## Task brief
Would you copy all lines in the data that contain the word "Tester"?

┄┄┄┄┄┄┄┄┄┄┄┄┄┄┄┄┄┄┄┄

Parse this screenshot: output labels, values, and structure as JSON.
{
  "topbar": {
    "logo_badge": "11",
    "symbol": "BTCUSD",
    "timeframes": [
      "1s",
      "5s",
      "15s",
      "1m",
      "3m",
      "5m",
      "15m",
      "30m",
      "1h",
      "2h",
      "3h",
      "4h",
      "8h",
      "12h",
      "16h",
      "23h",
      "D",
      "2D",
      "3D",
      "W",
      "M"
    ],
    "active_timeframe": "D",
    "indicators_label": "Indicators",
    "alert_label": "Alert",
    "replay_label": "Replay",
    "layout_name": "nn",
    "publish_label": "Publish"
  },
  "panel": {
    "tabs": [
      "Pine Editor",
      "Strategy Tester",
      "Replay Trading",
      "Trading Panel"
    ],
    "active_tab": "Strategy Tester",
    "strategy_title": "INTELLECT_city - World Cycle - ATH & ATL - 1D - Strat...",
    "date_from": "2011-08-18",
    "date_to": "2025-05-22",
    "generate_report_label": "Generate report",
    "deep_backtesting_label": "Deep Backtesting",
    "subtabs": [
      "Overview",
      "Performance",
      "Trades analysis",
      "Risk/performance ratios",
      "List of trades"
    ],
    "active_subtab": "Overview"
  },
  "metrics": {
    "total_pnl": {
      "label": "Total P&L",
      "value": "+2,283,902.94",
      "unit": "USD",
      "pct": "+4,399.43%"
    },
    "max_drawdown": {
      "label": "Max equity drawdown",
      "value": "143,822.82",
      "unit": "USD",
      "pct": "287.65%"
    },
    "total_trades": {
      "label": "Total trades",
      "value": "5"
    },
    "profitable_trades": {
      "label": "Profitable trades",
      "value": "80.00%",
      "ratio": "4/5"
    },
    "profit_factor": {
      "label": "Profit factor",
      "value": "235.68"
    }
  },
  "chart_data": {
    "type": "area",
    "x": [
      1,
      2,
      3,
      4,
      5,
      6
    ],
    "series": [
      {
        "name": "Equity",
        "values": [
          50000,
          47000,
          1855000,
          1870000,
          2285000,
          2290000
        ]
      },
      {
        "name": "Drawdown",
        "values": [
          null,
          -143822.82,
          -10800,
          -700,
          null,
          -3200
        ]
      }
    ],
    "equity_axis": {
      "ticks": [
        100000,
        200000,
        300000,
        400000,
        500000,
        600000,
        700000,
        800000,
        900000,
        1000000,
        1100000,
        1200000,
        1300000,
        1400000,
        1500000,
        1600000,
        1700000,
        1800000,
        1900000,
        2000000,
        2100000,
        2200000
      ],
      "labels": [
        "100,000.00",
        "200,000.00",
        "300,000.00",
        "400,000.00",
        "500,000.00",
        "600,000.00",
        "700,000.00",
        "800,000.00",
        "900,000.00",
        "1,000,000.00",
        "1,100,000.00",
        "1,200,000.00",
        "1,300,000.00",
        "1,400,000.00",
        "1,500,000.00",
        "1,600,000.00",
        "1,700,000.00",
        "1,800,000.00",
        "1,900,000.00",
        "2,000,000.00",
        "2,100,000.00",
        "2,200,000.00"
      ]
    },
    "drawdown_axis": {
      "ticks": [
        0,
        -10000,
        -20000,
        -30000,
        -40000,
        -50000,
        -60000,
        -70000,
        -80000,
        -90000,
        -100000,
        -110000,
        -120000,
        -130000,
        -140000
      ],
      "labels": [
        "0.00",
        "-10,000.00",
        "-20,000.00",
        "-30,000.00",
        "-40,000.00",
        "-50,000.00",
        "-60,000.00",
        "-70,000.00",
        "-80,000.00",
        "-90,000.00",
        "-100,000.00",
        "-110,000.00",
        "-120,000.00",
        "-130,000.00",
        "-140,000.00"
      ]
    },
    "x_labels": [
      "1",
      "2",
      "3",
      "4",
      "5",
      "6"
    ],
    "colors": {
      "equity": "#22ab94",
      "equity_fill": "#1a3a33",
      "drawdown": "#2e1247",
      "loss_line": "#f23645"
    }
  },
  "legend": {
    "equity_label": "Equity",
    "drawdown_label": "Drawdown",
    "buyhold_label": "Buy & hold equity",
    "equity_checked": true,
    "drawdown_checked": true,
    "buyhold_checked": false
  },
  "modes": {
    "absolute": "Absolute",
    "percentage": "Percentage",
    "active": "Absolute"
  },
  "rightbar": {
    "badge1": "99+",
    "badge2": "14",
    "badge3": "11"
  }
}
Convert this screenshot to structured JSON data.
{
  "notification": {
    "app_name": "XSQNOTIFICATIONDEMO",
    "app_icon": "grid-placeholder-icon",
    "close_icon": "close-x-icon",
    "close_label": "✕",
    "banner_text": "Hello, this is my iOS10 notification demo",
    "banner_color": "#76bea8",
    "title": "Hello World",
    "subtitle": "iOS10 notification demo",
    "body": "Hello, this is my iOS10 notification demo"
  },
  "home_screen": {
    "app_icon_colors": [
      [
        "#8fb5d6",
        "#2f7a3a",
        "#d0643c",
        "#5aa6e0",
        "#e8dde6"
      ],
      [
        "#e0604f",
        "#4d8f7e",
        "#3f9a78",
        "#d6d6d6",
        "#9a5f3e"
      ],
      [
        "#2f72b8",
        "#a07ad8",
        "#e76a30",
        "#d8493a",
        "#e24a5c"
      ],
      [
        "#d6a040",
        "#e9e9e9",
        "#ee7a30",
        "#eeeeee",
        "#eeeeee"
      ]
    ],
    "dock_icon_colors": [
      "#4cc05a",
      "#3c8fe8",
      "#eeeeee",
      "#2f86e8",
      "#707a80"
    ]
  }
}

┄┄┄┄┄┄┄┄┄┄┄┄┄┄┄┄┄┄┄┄

## Expected answer
      "Strategy Tester",
    "active_tab": "Strategy Tester",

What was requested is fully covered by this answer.